A CurtainUp Review
Father Comes Home From The Wars (parts 1, 2 & 3
By Elyse Sommer
The war being dramatized is The Civil War, one of the bloodiest and most decisive chapters in America's history. Father Comes Home. . . progresses over less than two years — from early spring 1862 to late fall 1863. But what's at stake here is not whether the South or the North prevails as much as the choices made by one individual who happens to be a slave, and how those choices affect those close to him. What we have is not so much a slice of war story as an imaginative, multi-faceted narrative that touches on the many meanings of trustworthiness and integrity. With its crucial decision maker named Hero, and others Penny and Homer, it's also a savvy spin on the Odyssey myth.

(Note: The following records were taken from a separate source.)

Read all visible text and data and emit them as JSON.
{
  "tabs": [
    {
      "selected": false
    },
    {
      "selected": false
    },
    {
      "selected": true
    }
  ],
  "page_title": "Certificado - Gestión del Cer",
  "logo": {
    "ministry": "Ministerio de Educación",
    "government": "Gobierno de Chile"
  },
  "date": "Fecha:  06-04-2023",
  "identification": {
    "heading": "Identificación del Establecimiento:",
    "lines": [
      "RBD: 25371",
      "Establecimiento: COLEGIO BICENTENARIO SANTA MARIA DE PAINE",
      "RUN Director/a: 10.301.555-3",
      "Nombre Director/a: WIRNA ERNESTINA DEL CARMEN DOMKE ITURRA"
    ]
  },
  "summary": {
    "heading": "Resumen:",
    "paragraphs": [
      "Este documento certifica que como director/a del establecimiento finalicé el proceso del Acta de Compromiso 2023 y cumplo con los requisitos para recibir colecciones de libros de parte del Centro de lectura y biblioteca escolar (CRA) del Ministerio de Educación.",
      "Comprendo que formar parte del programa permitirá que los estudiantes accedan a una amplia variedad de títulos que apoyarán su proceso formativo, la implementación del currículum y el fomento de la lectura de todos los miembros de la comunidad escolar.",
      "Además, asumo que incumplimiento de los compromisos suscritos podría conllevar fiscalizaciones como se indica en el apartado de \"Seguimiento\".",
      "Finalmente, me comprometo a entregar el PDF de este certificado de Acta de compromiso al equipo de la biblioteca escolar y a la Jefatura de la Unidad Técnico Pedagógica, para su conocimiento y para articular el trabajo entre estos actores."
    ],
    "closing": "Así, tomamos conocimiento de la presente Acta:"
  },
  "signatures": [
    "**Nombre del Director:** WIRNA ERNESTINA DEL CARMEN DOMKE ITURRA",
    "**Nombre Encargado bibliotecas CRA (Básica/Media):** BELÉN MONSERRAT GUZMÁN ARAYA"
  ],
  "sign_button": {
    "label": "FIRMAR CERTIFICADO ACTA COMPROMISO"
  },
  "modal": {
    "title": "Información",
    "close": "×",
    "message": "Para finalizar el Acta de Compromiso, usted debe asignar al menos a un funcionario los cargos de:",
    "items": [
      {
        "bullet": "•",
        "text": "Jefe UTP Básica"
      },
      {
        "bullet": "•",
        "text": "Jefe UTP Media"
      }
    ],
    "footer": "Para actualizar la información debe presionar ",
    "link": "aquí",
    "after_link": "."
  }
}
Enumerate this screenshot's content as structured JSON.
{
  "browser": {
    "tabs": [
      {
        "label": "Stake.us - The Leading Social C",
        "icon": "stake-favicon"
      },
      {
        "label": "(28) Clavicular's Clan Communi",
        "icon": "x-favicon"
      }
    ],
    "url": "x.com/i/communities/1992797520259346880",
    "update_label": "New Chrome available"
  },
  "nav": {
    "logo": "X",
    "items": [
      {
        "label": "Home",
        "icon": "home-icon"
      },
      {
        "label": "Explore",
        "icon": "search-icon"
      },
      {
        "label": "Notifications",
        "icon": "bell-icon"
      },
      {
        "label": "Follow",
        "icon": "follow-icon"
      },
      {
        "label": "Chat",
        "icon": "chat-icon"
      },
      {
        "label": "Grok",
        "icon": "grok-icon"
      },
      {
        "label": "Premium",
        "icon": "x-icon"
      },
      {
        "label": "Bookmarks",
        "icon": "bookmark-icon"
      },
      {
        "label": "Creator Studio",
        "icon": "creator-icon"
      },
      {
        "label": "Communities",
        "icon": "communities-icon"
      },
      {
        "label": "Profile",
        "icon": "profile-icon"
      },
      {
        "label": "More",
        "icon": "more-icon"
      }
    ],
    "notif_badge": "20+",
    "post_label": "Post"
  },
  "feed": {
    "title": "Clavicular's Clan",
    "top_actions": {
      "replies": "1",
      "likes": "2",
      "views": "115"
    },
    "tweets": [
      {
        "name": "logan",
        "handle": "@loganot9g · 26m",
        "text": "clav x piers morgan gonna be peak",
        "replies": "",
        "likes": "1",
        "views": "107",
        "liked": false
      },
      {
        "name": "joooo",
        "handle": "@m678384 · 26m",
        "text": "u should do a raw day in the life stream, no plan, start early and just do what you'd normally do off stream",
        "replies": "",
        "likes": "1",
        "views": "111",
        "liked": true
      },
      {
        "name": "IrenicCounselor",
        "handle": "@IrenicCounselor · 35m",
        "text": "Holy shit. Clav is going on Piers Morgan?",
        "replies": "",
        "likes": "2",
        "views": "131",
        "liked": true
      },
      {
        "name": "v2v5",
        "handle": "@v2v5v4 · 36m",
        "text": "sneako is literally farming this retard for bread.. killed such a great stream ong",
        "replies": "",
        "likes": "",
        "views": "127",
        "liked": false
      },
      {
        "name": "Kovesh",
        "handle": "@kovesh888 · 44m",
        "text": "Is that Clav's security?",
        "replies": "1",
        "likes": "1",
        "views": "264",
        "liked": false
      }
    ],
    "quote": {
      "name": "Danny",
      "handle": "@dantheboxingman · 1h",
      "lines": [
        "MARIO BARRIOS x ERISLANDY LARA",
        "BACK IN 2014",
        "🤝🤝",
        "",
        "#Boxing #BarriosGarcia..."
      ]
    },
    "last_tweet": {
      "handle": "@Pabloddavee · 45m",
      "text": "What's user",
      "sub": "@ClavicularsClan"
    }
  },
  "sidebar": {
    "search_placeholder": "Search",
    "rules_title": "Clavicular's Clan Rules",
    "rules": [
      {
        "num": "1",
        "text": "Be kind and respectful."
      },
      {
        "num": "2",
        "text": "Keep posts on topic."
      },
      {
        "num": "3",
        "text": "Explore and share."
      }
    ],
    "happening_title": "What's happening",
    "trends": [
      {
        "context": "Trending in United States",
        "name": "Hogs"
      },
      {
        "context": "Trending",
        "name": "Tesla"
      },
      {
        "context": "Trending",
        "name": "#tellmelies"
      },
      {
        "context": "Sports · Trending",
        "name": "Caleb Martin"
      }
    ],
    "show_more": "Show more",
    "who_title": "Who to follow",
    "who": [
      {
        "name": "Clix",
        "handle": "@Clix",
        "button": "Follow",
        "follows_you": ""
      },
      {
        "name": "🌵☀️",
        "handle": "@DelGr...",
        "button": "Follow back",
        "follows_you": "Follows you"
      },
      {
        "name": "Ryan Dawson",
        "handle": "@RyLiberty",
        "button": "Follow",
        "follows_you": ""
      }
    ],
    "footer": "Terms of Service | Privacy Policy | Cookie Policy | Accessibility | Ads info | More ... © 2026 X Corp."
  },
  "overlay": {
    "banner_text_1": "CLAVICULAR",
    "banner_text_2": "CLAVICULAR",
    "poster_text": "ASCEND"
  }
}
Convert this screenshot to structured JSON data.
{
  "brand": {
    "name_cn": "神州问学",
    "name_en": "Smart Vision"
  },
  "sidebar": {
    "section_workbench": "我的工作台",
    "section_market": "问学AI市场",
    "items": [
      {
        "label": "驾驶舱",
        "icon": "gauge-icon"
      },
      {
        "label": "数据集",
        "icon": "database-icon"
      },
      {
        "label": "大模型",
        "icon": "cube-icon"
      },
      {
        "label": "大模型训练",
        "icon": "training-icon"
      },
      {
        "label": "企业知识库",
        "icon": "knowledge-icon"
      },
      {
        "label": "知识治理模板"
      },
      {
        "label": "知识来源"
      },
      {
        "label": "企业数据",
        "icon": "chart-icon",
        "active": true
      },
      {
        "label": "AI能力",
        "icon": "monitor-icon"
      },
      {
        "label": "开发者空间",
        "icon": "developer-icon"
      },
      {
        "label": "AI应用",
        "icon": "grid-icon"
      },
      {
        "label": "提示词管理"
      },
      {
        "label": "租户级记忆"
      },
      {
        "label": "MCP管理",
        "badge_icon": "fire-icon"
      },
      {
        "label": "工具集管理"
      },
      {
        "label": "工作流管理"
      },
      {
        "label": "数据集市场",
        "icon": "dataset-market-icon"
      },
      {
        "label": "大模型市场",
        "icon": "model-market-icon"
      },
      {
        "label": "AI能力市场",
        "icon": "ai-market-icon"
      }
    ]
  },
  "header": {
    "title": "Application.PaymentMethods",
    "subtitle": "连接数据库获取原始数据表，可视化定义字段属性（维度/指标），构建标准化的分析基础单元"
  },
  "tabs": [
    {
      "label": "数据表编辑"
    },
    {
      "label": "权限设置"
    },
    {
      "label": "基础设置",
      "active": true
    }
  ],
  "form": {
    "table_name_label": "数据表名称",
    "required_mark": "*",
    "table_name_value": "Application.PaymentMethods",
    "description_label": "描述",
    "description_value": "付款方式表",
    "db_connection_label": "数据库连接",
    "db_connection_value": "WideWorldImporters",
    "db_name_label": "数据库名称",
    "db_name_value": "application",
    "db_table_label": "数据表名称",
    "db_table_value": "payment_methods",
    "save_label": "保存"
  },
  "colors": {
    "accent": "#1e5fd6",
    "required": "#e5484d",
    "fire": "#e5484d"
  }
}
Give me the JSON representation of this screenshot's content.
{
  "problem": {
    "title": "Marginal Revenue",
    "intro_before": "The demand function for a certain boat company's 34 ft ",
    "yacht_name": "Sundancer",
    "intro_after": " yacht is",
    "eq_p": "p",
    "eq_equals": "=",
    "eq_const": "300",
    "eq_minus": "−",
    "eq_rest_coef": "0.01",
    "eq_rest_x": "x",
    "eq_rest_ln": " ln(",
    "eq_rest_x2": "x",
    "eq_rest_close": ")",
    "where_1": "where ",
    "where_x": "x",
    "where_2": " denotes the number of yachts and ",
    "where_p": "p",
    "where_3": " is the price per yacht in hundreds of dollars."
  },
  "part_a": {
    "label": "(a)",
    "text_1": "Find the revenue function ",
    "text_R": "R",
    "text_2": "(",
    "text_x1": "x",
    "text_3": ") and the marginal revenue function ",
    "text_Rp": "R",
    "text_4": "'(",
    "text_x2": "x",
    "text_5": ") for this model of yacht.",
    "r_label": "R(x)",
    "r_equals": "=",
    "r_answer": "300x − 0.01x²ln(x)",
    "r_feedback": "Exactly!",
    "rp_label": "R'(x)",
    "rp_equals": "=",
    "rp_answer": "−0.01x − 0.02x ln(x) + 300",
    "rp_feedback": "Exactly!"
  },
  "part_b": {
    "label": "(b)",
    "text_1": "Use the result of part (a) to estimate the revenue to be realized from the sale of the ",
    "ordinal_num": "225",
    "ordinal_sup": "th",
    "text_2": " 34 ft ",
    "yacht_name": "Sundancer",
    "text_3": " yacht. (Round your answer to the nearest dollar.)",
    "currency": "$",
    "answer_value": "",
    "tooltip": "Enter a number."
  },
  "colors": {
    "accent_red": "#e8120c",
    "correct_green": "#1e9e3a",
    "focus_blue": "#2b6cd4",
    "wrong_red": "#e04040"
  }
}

The three parts flow into each other, with the scene transitions enlivened with blues-y songs composed by Ms. Parks and performed by guitarist Steven Bargonetti. Part 1 establishes the overall situation of the war's calling the men in states allied to the Confederacy's cause to take up arms. In this case, the war-bound warrior is the owner of a West Texas plantation. While we hear about him and his wife, the characters we meet are their slaves. The action revolves around the question of whether Hero (Sterling Brown, in a performance true to his first name), the Boss-Master's right-hand man and the play's central character, will accompany him into battle.
For several of the men listed in the program as "The Chorus of Less Than Desirable Slaves, Hero's decision boils down to a bet. Being possession-less, the only chips these gamblers have are a spoon and a pair of shoes.
Penny (a fiercely passionate Jenny Jules), Hero's beloved sees his choosing to go as desertion. Hero's nominal father, the Oldest Old Man (Peter Jay Fernandez, convincingly frail and aged in a role reminiscent of some of August Wilson's characters) is willing for him to go, especially since the master has promised to free him as a reward for his service.
Homer (a superbly nuanced Jeremie Harris), who has experienced slavery at its worst as a result of a failed runaway effort, sees Hero's choices as a damned if you do and damned if you don't proposition. Not trusting the master to make good on either his promise of freedom or his assurance that no one will be punished if Hero opts against accompanying him, Homer proposes a grim but necessary alternative to avoid having to make a choice.
At any rate, the excellent performances keep the Colonel's villainous behavior and his interaction with a captured Yankee army captain named Smith (a fine Louis Cancelmi) all too believable. The same is true for Part 3 in which Hero returns home for an at once joyous and devastating reunion with those he left behind.
There's one other character, mentioned in the first part who (shades of the portentous gun in Chekhov's plays) disappears in the Part 1 and reappears in the last. I'll admit I'm not fond of adult actors playing children or actors of any age playing talking dogs. However, Jacob Ming-Trent's aptly named Odyssey Dog does add a needed bit of humor and turns out to be a meaningful commentator on his master's moral dilemma.
Under Jo Bonney's steady-handed direction there isn't a dull moment in the three hours which include one break before the final "The Union of my Confederate Parts."
Neil Patel's woodsy scenery features the front of a slave cabin that rises for the the battle scene which includes a cage made of sticks for the Union prisoner. The cabin drops down again for the finale. An upstage walkway creates a sense of the overall property. Esosa's grey, black and rust hued costumes complement the scenic design.
As the daughter of a career military man, Ms. Parks saw her father return from wars right through Vietnam. Being told he had gone off to fight for freedom led her to seek a dramatic way to make sense of the freedoms men fight for and how those fights affect all those caught up in them. In this, the first of a continuing cycle, Parks' story pivots around an ironically named slave whose decision to accept a risky offer of freedom has unintended consequences for others as well as himself.
Beautifully crafted in every respect as the current production is, it's hard to say if it has Broadway transfer potential, so don't miss the chance to see it before this all too brief run ends. With the playwright already filled with ideas for the plays which will take this initial triptych into the present, maybe the Public Theater can make plans for one of those all day marathons that theater goers seem to love. I hope so.
Links to other work by Suzan-Lori Parks reviewed at Curtainup: Top/Dog Underdog
In the Blood
Book of Grace
Book for musical, Ray Charles Live
Book for Porgy & Bess